### WORK INSTRUCTIONS
Print every record exactly, with nothing added or left out.

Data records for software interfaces
<<<<

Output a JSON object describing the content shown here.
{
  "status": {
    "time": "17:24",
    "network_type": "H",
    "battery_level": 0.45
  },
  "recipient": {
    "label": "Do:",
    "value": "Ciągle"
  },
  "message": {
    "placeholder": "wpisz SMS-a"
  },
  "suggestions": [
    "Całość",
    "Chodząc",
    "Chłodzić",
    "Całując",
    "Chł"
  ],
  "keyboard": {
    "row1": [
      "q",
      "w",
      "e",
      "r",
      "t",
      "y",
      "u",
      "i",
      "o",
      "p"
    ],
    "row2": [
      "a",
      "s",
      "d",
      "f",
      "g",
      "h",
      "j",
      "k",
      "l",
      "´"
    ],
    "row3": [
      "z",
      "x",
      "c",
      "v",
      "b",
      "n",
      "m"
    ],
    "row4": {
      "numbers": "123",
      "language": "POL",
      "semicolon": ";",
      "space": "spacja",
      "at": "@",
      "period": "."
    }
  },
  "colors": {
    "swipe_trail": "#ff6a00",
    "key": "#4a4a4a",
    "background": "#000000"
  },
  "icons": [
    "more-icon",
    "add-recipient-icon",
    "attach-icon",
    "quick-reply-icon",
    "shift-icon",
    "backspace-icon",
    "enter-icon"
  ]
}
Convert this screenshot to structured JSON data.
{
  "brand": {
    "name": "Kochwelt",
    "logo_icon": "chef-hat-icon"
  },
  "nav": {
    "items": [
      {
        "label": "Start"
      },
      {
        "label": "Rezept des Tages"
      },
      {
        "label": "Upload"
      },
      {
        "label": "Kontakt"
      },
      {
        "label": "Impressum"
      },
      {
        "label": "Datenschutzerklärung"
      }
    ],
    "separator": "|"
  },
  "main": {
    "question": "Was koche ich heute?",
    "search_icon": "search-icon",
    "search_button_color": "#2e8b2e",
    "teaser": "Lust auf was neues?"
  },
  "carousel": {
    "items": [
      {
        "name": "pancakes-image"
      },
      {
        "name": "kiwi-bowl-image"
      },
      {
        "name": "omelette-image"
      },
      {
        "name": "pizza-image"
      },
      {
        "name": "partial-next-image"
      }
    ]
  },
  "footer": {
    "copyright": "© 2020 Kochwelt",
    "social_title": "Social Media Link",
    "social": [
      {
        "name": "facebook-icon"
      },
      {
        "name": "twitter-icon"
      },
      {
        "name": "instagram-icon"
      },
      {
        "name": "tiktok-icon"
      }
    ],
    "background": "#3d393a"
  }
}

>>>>

### RESPONSE
Output a JSON object describing the content shown here.
{
  "status": {
    "time": "17:24",
    "network_type": "H",
    "battery_level": 0.45
  },
  "recipient": {
    "label": "Do:",
    "value": "Ciągle"
  },
  "message": {
    "placeholder": "wpisz SMS-a"
  },
  "suggestions": [
    "Całość",
    "Chodząc",
    "Chłodzić",
    "Całując",
    "Chł"
  ],
  "keyboard": {
    "row1": [
      "q",
      "w",
      "e",
      "r",
      "t",
      "y",
      "u",
      "i",
      "o",
      "p"
    ],
    "row2": [
      "a",
      "s",
      "d",
      "f",
      "g",
      "h",
      "j",
      "k",
      "l",
      "´"
    ],
    "row3": [
      "z",
      "x",
      "c",
      "v",
      "b",
      "n",
      "m"
    ],
    "row4": {
      "numbers": "123",
      "language": "POL",
      "semicolon": ";",
      "space": "spacja",
      "at": "@",
      "period": "."
    }
  },
  "colors": {
    "swipe_trail": "#ff6a00",
    "key": "#4a4a4a",
    "background": "#000000"
  },
  "icons": [
    "more-icon",
    "add-recipient-icon",
    "attach-icon",
    "quick-reply-icon",
    "shift-icon",
    "backspace-icon",
    "enter-icon"
  ]
}
Convert this screenshot to structured JSON data.
{
  "brand": {
    "name": "Kochwelt",
    "logo_icon": "chef-hat-icon"
  },
  "nav": {
    "items": [
      {
        "label": "Start"
      },
      {
        "label": "Rezept des Tages"
      },
      {
        "label": "Upload"
      },
      {
        "label": "Kontakt"
      },
      {
        "label": "Impressum"
      },
      {
        "label": "Datenschutzerklärung"
      }
    ],
    "separator": "|"
  },
  "main": {
    "question": "Was koche ich heute?",
    "search_icon": "search-icon",
    "search_button_color": "#2e8b2e",
    "teaser": "Lust auf was neues?"
  },
  "carousel": {
    "items": [
      {
        "name": "pancakes-image"
      },
      {
        "name": "kiwi-bowl-image"
      },
      {
        "name": "omelette-image"
      },
      {
        "name": "pizza-image"
      },
      {
        "name": "partial-next-image"
      }
    ]
  },
  "footer": {
    "copyright": "© 2020 Kochwelt",
    "social_title": "Social Media Link",
    "social": [
      {
        "name": "facebook-icon"
      },
      {
        "name": "twitter-icon"
      },
      {
        "name": "instagram-icon"
      },
      {
        "name": "tiktok-icon"
      }
    ],
    "background": "#3d393a"
  }
}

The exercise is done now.